→ **MATERIAL TO PROCESS**

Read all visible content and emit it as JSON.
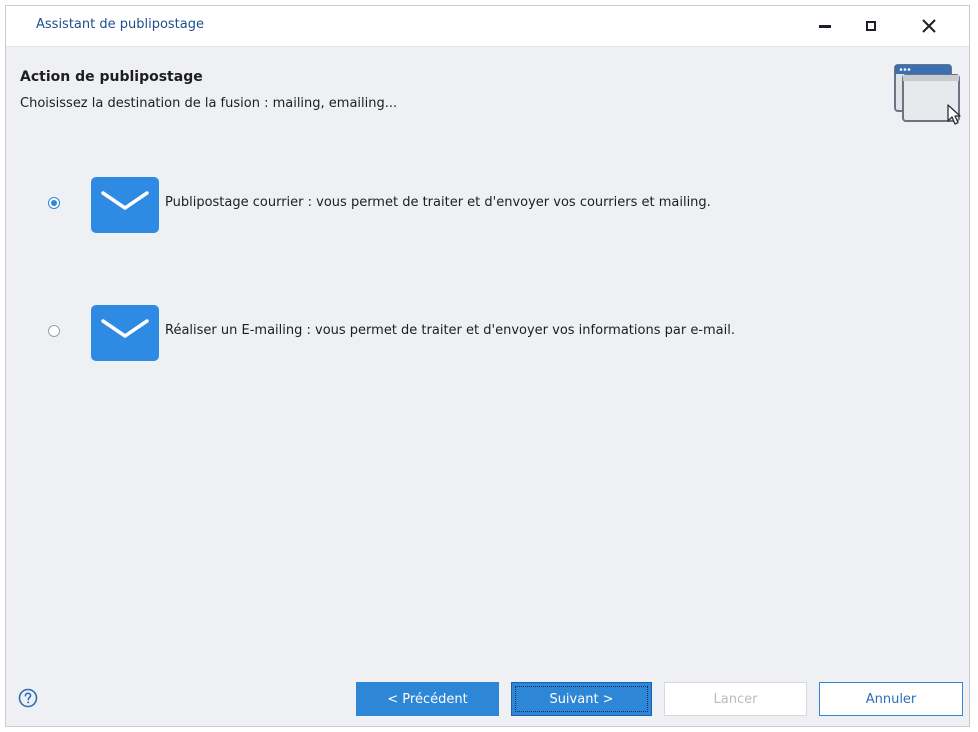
{
  "window": {
    "title": "Assistant de publipostage",
    "controls": {
      "minimize": "minimize-icon",
      "maximize": "maximize-icon",
      "close": "close-icon"
    }
  },
  "header": {
    "title": "Action de publipostage",
    "subtitle": "Choisissez la destination de la fusion : mailing, emailing...",
    "icon": "window-cursor-icon"
  },
  "options": [
    {
      "label": "Publipostage courrier : vous permet de traiter et d'envoyer vos courriers et mailing.",
      "icon": "envelope-icon",
      "selected": true
    },
    {
      "label": "Réaliser un E-mailing : vous permet de traiter et d'envoyer vos informations par e-mail.",
      "icon": "envelope-icon",
      "selected": false
    }
  ],
  "footer": {
    "help_icon": "help-icon",
    "prev_label": "< Précédent",
    "next_label": "Suivant >",
    "launch_label": "Lancer",
    "cancel_label": "Annuler",
    "launch_enabled": false
  },
  "colors": {
    "accent": "#2d86d6",
    "envelope": "#2e8ae2",
    "content_bg": "#eef0f3",
    "title_text": "#1f4f8c",
    "disabled_text": "#b7bcc3"
  }
}
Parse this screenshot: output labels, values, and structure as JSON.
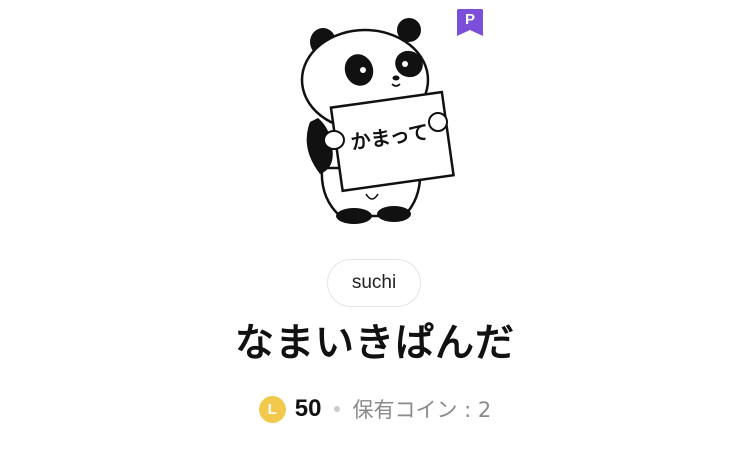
{
  "sticker": {
    "sign_text": "かまって"
  },
  "badge": {
    "letter": "P",
    "color": "#7b4fd9"
  },
  "author": {
    "name": "suchi"
  },
  "title": "なまいきぱんだ",
  "price": {
    "currency_icon": "L",
    "amount": "50",
    "owned_label": "保有コイン : 2",
    "coin_color": "#f2c94c"
  }
}
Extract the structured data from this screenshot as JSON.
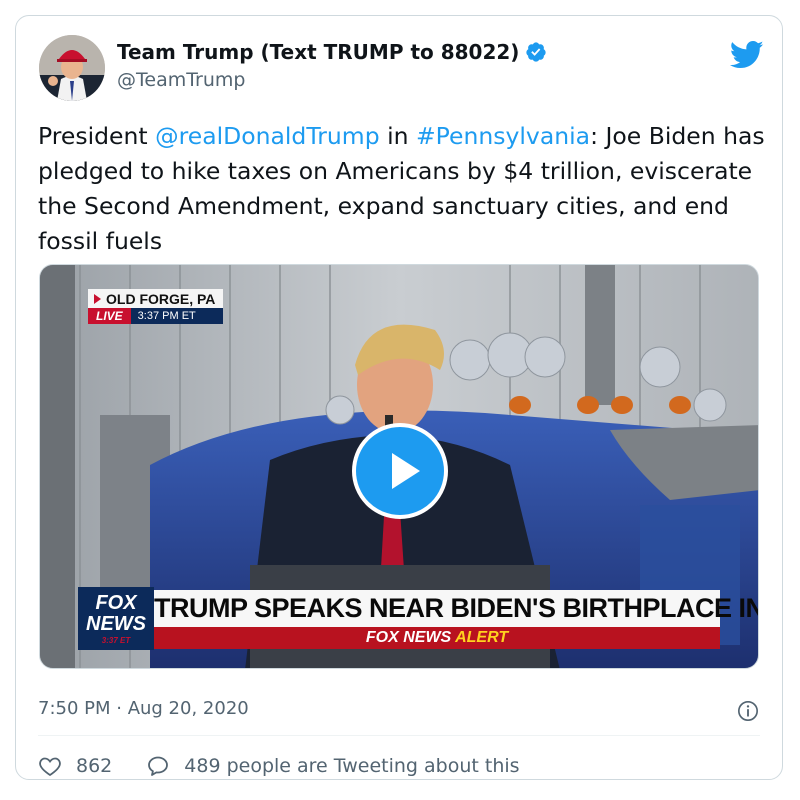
{
  "author": {
    "name": "Team Trump (Text TRUMP to 88022)",
    "handle": "@TeamTrump",
    "verified": true
  },
  "tweet": {
    "text_parts": [
      {
        "text": "President ",
        "type": "text"
      },
      {
        "text": "@realDonaldTrump",
        "type": "mention"
      },
      {
        "text": " in ",
        "type": "text"
      },
      {
        "text": "#Pennsylvania",
        "type": "hashtag"
      },
      {
        "text": ": Joe Biden has pledged to hike taxes on Americans by $4 trillion, eviscerate the Second Amendment, expand sanctuary cities, and end fossil fuels",
        "type": "text"
      }
    ]
  },
  "media": {
    "location": "OLD FORGE, PA",
    "live_label": "LIVE",
    "live_time": "3:37 PM ET",
    "network_line1": "FOX",
    "network_line2": "NEWS",
    "network_line3": "3:37 ET",
    "headline": "TRUMP SPEAKS NEAR BIDEN'S BIRTHPLACE IN PA",
    "alert_network": "FOX NEWS",
    "alert_word": "ALERT"
  },
  "timestamp": "7:50 PM · Aug 20, 2020",
  "actions": {
    "likes": "862",
    "reply_text": "489 people are Tweeting about this"
  },
  "colors": {
    "link": "#1d9bf0",
    "verified": "#1d9bf0",
    "fox_red": "#c8102e",
    "fox_navy": "#0c2a5a"
  },
  "icons": [
    "verified-badge-icon",
    "twitter-bird-icon",
    "play-icon",
    "info-icon",
    "heart-icon",
    "speech-bubble-icon"
  ]
}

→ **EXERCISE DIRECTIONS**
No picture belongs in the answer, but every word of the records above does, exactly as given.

→ **EXERCISE SOLUTION**
Read all visible content and emit it as JSON.
{
  "window": {
    "title": "Assistant de publipostage",
    "controls": {
      "minimize": "minimize-icon",
      "maximize": "maximize-icon",
      "close": "close-icon"
    }
  },
  "header": {
    "title": "Action de publipostage",
    "subtitle": "Choisissez la destination de la fusion : mailing, emailing...",
    "icon": "window-cursor-icon"
  },
  "options": [
    {
      "label": "Publipostage courrier : vous permet de traiter et d'envoyer vos courriers et mailing.",
      "icon": "envelope-icon",
      "selected": true
    },
    {
      "label": "Réaliser un E-mailing : vous permet de traiter et d'envoyer vos informations par e-mail.",
      "icon": "envelope-icon",
      "selected": false
    }
  ],
  "footer": {
    "help_icon": "help-icon",
    "prev_label": "< Précédent",
    "next_label": "Suivant >",
    "launch_label": "Lancer",
    "cancel_label": "Annuler",
    "launch_enabled": false
  },
  "colors": {
    "accent": "#2d86d6",
    "envelope": "#2e8ae2",
    "content_bg": "#eef0f3",
    "title_text": "#1f4f8c",
    "disabled_text": "#b7bcc3"
  }
}
Parse this screenshot: output labels, values, and structure as JSON.
{
  "sticker": {
    "sign_text": "かまって"
  },
  "badge": {
    "letter": "P",
    "color": "#7b4fd9"
  },
  "author": {
    "name": "suchi"
  },
  "title": "なまいきぱんだ",
  "price": {
    "currency_icon": "L",
    "amount": "50",
    "owned_label": "保有コイン : 2",
    "coin_color": "#f2c94c"
  }
}
Extract the structured data from this screenshot as JSON.
{
  "author": {
    "name": "Team Trump (Text TRUMP to 88022)",
    "handle": "@TeamTrump",
    "verified": true
  },
  "tweet": {
    "text_parts": [
      {
        "text": "President ",
        "type": "text"
      },
      {
        "text": "@realDonaldTrump",
        "type": "mention"
      },
      {
        "text": " in ",
        "type": "text"
      },
      {
        "text": "#Pennsylvania",
        "type": "hashtag"
      },
      {
        "text": ": Joe Biden has pledged to hike taxes on Americans by $4 trillion, eviscerate the Second Amendment, expand sanctuary cities, and end fossil fuels",
        "type": "text"
      }
    ]
  },
  "media": {
    "location": "OLD FORGE, PA",
    "live_label": "LIVE",
    "live_time": "3:37 PM ET",
    "network_line1": "FOX",
    "network_line2": "NEWS",
    "network_line3": "3:37 ET",
    "headline": "TRUMP SPEAKS NEAR BIDEN'S BIRTHPLACE IN PA",
    "alert_network": "FOX NEWS",
    "alert_word": "ALERT"
  },
  "timestamp": "7:50 PM · Aug 20, 2020",
  "actions": {
    "likes": "862",
    "reply_text": "489 people are Tweeting about this"
  },
  "colors": {
    "link": "#1d9bf0",
    "verified": "#1d9bf0",
    "fox_red": "#c8102e",
    "fox_navy": "#0c2a5a"
  },
  "icons": [
    "verified-badge-icon",
    "twitter-bird-icon",
    "play-icon",
    "info-icon",
    "heart-icon",
    "speech-bubble-icon"
  ]
}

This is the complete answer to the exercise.